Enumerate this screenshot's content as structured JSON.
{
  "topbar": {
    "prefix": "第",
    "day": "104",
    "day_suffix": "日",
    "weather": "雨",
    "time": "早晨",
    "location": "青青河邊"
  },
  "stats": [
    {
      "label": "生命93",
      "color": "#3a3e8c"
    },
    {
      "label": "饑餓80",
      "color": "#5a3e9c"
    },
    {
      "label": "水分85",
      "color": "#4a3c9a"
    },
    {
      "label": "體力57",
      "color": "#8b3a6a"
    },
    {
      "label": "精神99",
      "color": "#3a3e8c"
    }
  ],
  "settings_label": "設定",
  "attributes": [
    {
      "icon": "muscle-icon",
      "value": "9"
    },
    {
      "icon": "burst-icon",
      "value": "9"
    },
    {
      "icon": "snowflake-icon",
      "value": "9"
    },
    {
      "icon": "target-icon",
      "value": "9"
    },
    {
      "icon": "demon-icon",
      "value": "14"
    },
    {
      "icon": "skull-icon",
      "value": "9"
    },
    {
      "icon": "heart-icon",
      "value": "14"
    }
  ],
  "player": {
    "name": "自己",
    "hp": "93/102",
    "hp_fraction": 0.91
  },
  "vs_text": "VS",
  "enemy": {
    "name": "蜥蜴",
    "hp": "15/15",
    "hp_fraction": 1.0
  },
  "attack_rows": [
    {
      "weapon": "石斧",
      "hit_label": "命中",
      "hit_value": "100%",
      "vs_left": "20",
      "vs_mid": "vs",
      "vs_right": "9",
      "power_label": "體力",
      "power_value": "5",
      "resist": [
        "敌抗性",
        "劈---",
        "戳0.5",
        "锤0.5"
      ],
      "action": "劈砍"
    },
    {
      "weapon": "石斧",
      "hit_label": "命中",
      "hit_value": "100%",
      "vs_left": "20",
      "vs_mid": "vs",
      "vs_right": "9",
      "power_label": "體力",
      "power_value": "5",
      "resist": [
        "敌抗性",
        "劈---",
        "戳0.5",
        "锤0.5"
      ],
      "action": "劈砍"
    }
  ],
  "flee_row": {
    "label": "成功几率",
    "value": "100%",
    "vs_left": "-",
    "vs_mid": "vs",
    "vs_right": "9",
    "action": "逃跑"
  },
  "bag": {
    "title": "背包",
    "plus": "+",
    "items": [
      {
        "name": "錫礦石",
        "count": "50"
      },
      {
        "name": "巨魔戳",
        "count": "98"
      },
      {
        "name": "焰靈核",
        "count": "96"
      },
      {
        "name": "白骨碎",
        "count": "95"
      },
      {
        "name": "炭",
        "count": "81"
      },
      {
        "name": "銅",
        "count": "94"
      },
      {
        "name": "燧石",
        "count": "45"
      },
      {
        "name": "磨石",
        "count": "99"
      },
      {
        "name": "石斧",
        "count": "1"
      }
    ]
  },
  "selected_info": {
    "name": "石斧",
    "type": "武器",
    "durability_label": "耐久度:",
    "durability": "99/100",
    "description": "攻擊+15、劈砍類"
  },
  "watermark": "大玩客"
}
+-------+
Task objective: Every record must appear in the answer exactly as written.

Answer to this exercise:
Enumerate this screenshot's content as structured JSON.
{
  "topbar": {
    "prefix": "第",
    "day": "104",
    "day_suffix": "日",
    "weather": "雨",
    "time": "早晨",
    "location": "青青河邊"
  },
  "stats": [
    {
      "label": "生命93",
      "color": "#3a3e8c"
    },
    {
      "label": "饑餓80",
      "color": "#5a3e9c"
    },
    {
      "label": "水分85",
      "color": "#4a3c9a"
    },
    {
      "label": "體力57",
      "color": "#8b3a6a"
    },
    {
      "label": "精神99",
      "color": "#3a3e8c"
    }
  ],
  "settings_label": "設定",
  "attributes": [
    {
      "icon": "muscle-icon",
      "value": "9"
    },
    {
      "icon": "burst-icon",
      "value": "9"
    },
    {
      "icon": "snowflake-icon",
      "value": "9"
    },
    {
      "icon": "target-icon",
      "value": "9"
    },
    {
      "icon": "demon-icon",
      "value": "14"
    },
    {
      "icon": "skull-icon",
      "value": "9"
    },
    {
      "icon": "heart-icon",
      "value": "14"
    }
  ],
  "player": {
    "name": "自己",
    "hp": "93/102",
    "hp_fraction": 0.91
  },
  "vs_text": "VS",
  "enemy": {
    "name": "蜥蜴",
    "hp": "15/15",
    "hp_fraction": 1.0
  },
  "attack_rows": [
    {
      "weapon": "石斧",
      "hit_label": "命中",
      "hit_value": "100%",
      "vs_left": "20",
      "vs_mid": "vs",
      "vs_right": "9",
      "power_label": "體力",
      "power_value": "5",
      "resist": [
        "敌抗性",
        "劈---",
        "戳0.5",
        "锤0.5"
      ],
      "action": "劈砍"
    },
    {
      "weapon": "石斧",
      "hit_label": "命中",
      "hit_value": "100%",
      "vs_left": "20",
      "vs_mid": "vs",
      "vs_right": "9",
      "power_label": "體力",
      "power_value": "5",
      "resist": [
        "敌抗性",
        "劈---",
        "戳0.5",
        "锤0.5"
      ],
      "action": "劈砍"
    }
  ],
  "flee_row": {
    "label": "成功几率",
    "value": "100%",
    "vs_left": "-",
    "vs_mid": "vs",
    "vs_right": "9",
    "action": "逃跑"
  },
  "bag": {
    "title": "背包",
    "plus": "+",
    "items": [
      {
        "name": "錫礦石",
        "count": "50"
      },
      {
        "name": "巨魔戳",
        "count": "98"
      },
      {
        "name": "焰靈核",
        "count": "96"
      },
      {
        "name": "白骨碎",
        "count": "95"
      },
      {
        "name": "炭",
        "count": "81"
      },
      {
        "name": "銅",
        "count": "94"
      },
      {
        "name": "燧石",
        "count": "45"
      },
      {
        "name": "磨石",
        "count": "99"
      },
      {
        "name": "石斧",
        "count": "1"
      }
    ]
  },
  "selected_info": {
    "name": "石斧",
    "type": "武器",
    "durability_label": "耐久度:",
    "durability": "99/100",
    "description": "攻擊+15、劈砍類"
  },
  "watermark": "大玩客"
}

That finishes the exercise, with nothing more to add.